Honour roll of shame?

CURRENTLY, knighthoods cannot be removed posthumously.

However, in the unique case of sir Jimmy Savile, who has been accused of abusing dozens of victims over decades, there has been increasing public demand to make an exception.

The NSPCC has already put its weight behind the move.

A spokesman said: ‘It’s clear he was not the man people thought they knew when he was knighted”.

A cabinet office spokesman countered: “It’s a living order and then you cease to be a member when you die. There isn’t an honour to revoke”.

However, many southsiders believe an exception should be made in the former TV host’s case and that he should be publicly renounced.

Govanhill pair Elizabeth Brown (54) and Frances McLintock (61) both agree there is no option but for the honour to be stripped.

Mrs Brown told The Extra: “Anything that can bring any small comfort to the victims’ families must be done”.

Mrs McLintock added: “He should have been made to answer for his actions while he was still alive. I wasn’t surprised to hear the news, there always seemed like there was something odd about him”

Douglas Kettings, a 60-year-old shopping in Shawlands, believes the knighthood should be removed — but only if the accusations can be proved.
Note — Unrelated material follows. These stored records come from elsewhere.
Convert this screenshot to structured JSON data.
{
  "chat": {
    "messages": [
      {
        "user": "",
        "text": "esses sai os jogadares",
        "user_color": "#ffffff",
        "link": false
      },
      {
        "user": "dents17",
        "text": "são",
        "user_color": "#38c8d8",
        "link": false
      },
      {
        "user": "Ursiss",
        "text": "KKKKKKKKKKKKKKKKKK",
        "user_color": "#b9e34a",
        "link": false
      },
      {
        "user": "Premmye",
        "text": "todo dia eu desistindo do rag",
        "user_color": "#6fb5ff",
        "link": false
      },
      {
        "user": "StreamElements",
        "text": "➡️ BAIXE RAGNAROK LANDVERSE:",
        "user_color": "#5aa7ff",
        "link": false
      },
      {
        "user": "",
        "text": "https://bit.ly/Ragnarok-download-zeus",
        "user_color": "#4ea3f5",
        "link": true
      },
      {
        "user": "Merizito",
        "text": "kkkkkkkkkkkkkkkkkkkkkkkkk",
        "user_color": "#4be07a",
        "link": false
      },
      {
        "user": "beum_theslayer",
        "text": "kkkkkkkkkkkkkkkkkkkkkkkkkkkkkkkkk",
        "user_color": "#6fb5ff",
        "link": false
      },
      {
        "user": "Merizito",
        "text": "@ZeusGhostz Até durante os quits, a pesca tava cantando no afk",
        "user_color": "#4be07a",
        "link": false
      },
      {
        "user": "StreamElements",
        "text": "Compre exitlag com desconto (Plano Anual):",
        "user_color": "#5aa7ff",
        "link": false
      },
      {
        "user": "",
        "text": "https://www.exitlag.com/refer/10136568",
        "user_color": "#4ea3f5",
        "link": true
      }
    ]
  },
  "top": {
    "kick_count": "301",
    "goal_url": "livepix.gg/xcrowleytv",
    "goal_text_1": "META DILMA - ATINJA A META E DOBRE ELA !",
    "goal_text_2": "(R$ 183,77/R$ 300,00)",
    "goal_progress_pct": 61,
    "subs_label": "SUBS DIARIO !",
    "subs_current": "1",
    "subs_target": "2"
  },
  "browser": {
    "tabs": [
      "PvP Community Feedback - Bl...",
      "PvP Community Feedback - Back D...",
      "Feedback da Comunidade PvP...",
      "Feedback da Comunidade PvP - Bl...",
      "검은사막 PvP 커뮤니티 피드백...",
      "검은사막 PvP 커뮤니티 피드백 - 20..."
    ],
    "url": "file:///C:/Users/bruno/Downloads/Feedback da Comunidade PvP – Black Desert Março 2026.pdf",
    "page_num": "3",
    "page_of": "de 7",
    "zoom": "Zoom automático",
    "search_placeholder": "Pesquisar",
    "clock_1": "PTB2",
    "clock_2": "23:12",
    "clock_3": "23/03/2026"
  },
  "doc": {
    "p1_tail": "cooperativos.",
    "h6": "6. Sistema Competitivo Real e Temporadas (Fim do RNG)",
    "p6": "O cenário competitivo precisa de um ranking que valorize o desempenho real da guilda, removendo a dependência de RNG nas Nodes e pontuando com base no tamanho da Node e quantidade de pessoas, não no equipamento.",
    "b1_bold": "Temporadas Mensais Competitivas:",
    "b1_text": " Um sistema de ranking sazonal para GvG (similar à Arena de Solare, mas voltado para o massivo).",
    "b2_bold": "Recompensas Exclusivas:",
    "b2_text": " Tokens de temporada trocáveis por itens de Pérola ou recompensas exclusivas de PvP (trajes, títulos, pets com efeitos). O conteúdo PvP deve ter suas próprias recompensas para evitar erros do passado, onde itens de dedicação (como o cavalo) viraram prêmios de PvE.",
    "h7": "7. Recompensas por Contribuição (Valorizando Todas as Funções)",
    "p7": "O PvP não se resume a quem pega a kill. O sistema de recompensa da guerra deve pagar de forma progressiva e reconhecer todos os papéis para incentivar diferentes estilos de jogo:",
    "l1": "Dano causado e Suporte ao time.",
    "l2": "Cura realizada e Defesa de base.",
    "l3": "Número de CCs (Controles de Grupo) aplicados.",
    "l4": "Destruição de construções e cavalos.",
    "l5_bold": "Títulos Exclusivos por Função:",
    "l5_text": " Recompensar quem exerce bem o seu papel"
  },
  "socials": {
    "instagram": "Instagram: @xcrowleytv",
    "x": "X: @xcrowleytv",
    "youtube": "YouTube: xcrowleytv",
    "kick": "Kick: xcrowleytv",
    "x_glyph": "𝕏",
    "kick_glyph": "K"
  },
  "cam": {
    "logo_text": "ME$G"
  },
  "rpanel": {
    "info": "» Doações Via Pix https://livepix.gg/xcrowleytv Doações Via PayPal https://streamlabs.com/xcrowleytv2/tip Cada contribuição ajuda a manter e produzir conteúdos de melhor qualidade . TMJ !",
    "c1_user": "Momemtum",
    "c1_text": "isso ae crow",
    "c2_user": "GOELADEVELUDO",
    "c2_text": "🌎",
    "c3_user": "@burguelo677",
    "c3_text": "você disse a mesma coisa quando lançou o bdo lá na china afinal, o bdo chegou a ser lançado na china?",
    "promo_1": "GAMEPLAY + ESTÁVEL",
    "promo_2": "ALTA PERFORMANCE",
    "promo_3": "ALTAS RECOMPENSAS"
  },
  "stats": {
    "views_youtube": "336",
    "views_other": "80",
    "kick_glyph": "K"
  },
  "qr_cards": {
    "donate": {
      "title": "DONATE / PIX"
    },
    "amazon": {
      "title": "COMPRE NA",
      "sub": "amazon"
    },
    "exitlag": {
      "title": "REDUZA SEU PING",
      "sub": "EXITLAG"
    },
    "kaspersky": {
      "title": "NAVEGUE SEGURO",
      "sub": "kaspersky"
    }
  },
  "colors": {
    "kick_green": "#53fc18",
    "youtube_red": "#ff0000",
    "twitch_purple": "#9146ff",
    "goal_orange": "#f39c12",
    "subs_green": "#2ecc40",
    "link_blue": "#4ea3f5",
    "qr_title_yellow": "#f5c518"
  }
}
He said: “The people who have stayed silent all these years must also be tried. Witnesses should have said something so Jimmy Savile could have been held to account while he was alive.

“I think they might have a hard time proving anything, unfortunately”.

Bobby Cruicshank — a 22-year-old student from Shawlands — told The Extra: “The victims deserve justice in whatever way possible. It doesn’t matter what the precedent is, the knighthood should be publicly removed”.

Grace McKend and Mary Martin from Thornliebank are both outraged.

Mrs McKend (67) said: “It is absolutely shocking and Buckingham Palace must come out to publicly distance themselves from him”.

Mrs Martin (62) added: “I don’t know why more hasn’t been done already. Heads should roll at the BBC”.

However, Shawlands shopper Robert Carnochan thinks it’s too late.

The 62-year-old said: “He (Savile) can’t answer anything and can’t be punished so an investigation would have no benefit whatsoever.

“Also, if victims begin to seek compensation, then there will be a lot of chancers who try and make claims”.